With K-12 classes in Leon County commencing Thursday, August 10, and University scheduling on Monday, August 28, the unexpected tropical storm, now Hurricane Idalia, has begun to raise concerns on its impact on the learning cycle of this year.
As of August 28, Leon County has been put under a tropical storm watch as Idalia is now a confirmed hurricane, expected to reach a level three as it makes landfall.
Leon County Superintendent Rocky Hanna explained in a video post that schools will be open Tuesday, August 29, and closed Wednesday, August 30, as this storm is expected to have a significant impact on the area.
Florida A&M University, Florida State University and Tallahassee Community College have since announced the same school closure until further notice, with a recent update from Florida A&M University stating that classes will conclude on Tuesday, August 29 at 12:30 p.m. and resume Sept. 5 at normal hours.
Having started, this hurricane does not seem to deter the start of the school year, but more so interrupt the beginning of crucial instruction time.
For grade school participants, this means severe interruption, leading to a week without proper instruction. Interest may be lost by this time, and it may be hard to regain focus.
For collegiate students, this is a severe halt to the start of school. Classes have been in session for less than two days, many students not getting the opportunity to attend some classes for the first time till next week
Collegiate students, having a small set of months to complete a course, may take the biggest fall in this if instructors decide to start an official syllabus week next week, pushing back critical instruction which can lead to cramming multiple lessons in the time frame given.
Although there is a week given to recover from this hurricane, it is only an estimate. Depending on the outcome of this storm, classes for both grade and collegiate schooling may be pushed back depending on damages to the local areas

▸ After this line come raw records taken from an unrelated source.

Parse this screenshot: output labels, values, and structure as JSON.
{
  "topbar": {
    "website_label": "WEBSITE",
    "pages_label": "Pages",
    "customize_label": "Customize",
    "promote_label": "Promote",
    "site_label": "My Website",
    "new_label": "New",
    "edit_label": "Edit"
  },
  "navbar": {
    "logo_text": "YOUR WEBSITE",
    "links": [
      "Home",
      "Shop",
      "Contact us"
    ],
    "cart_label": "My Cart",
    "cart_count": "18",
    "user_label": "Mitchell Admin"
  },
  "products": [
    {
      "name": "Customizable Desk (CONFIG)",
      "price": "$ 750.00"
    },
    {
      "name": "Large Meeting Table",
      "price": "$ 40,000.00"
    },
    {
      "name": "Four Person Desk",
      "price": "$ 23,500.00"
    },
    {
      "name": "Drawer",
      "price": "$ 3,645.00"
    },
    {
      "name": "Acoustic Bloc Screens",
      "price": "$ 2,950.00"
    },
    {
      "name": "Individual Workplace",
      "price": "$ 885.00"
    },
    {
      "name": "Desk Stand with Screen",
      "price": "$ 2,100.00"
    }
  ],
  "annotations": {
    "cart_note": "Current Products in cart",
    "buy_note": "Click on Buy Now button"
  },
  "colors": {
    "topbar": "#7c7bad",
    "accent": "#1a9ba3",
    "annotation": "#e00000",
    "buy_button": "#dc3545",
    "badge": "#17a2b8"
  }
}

As of now, the impact on schooling is still fresh, and can be set to a waiting game.